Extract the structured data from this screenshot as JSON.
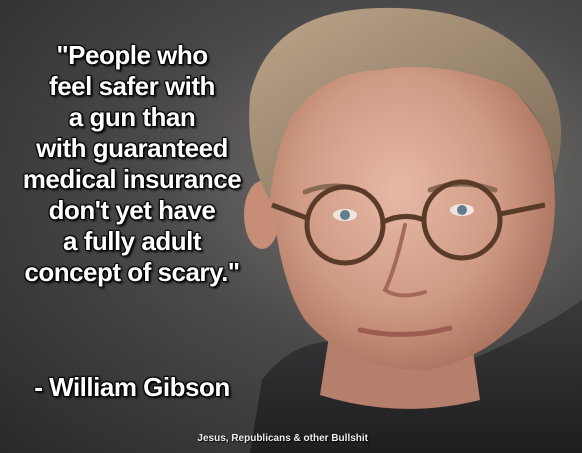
{
  "quote": {
    "lines": [
      "\"People who",
      "feel safer with",
      "a gun than",
      "with guaranteed",
      "medical insurance",
      "don't yet have",
      "a fully adult",
      "concept of scary.\""
    ]
  },
  "author": "- William Gibson",
  "watermark": "Jesus, Republicans & other Bullshit",
  "colors": {
    "background_dark": "#2a2929",
    "text": "#ffffff",
    "skin": "#d9a48f",
    "hair": "#a08a73"
  }
}
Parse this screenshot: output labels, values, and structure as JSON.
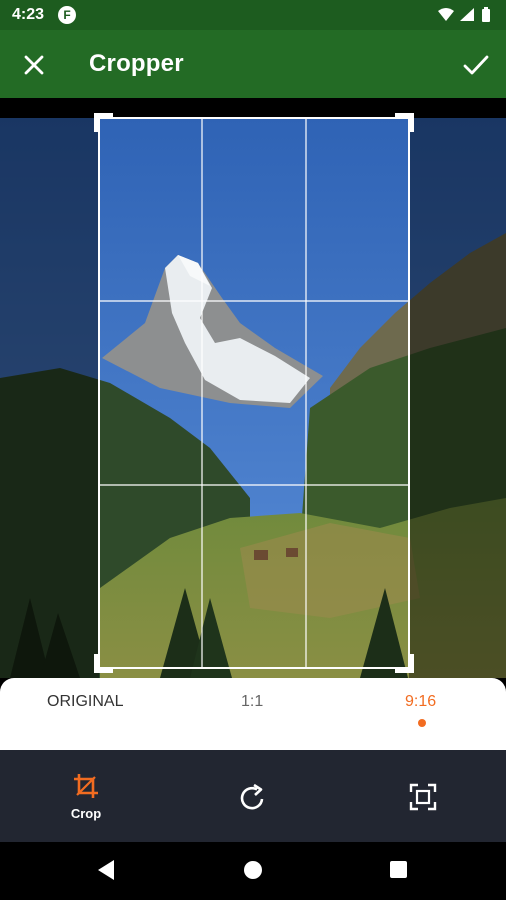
{
  "status": {
    "time": "4:23",
    "app_badge": "F"
  },
  "appbar": {
    "title": "Cropper"
  },
  "ratios": {
    "original": "ORIGINAL",
    "one_to_one": "1:1",
    "nine_sixteen": "9:16",
    "selected": "9:16"
  },
  "toolbar": {
    "crop_label": "Crop"
  },
  "colors": {
    "status_bar": "#1d5c1f",
    "app_bar": "#236b25",
    "accent": "#f26c21",
    "toolbar": "#222631"
  },
  "icons": {
    "close": "close-icon",
    "confirm": "check-icon",
    "crop": "crop-icon",
    "rotate": "rotate-icon",
    "fit": "fit-screen-icon",
    "wifi": "wifi-icon",
    "signal": "signal-icon",
    "battery": "battery-icon"
  }
}
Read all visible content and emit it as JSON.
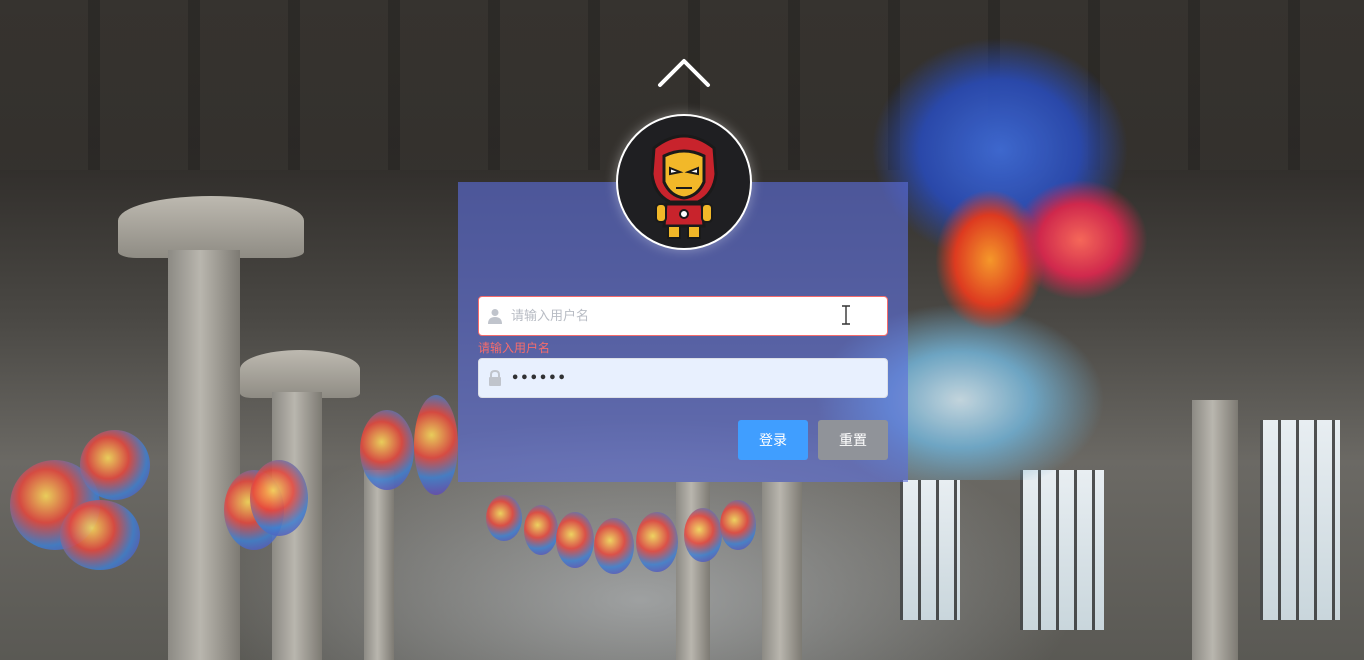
{
  "login": {
    "username_placeholder": "请输入用户名",
    "username_error": "请输入用户名",
    "password_value": "••••••",
    "login_label": "登录",
    "reset_label": "重置"
  },
  "icons": {
    "top": "chevron-up-icon",
    "avatar": "iron-man-avatar",
    "username": "user-icon",
    "password": "lock-icon",
    "cursor": "text-cursor-icon"
  },
  "colors": {
    "panel": "#5c6edc",
    "primary_button": "#409eff",
    "secondary_button": "#909399",
    "error": "#f56c6c"
  }
}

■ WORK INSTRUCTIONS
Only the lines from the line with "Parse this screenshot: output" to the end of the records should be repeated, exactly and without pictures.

■ SOLUTION
Parse this screenshot: output labels, values, and structure as JSON.
{
  "status": {
    "time": "4:23",
    "app_badge": "F"
  },
  "appbar": {
    "title": "Cropper"
  },
  "ratios": {
    "original": "ORIGINAL",
    "one_to_one": "1:1",
    "nine_sixteen": "9:16",
    "selected": "9:16"
  },
  "toolbar": {
    "crop_label": "Crop"
  },
  "colors": {
    "status_bar": "#1d5c1f",
    "app_bar": "#236b25",
    "accent": "#f26c21",
    "toolbar": "#222631"
  },
  "icons": {
    "close": "close-icon",
    "confirm": "check-icon",
    "crop": "crop-icon",
    "rotate": "rotate-icon",
    "fit": "fit-screen-icon",
    "wifi": "wifi-icon",
    "signal": "signal-icon",
    "battery": "battery-icon"
  }
}
Read all visible content and emit it as JSON.
{
  "login": {
    "username_placeholder": "请输入用户名",
    "username_error": "请输入用户名",
    "password_value": "••••••",
    "login_label": "登录",
    "reset_label": "重置"
  },
  "icons": {
    "top": "chevron-up-icon",
    "avatar": "iron-man-avatar",
    "username": "user-icon",
    "password": "lock-icon",
    "cursor": "text-cursor-icon"
  },
  "colors": {
    "panel": "#5c6edc",
    "primary_button": "#409eff",
    "secondary_button": "#909399",
    "error": "#f56c6c"
  }
}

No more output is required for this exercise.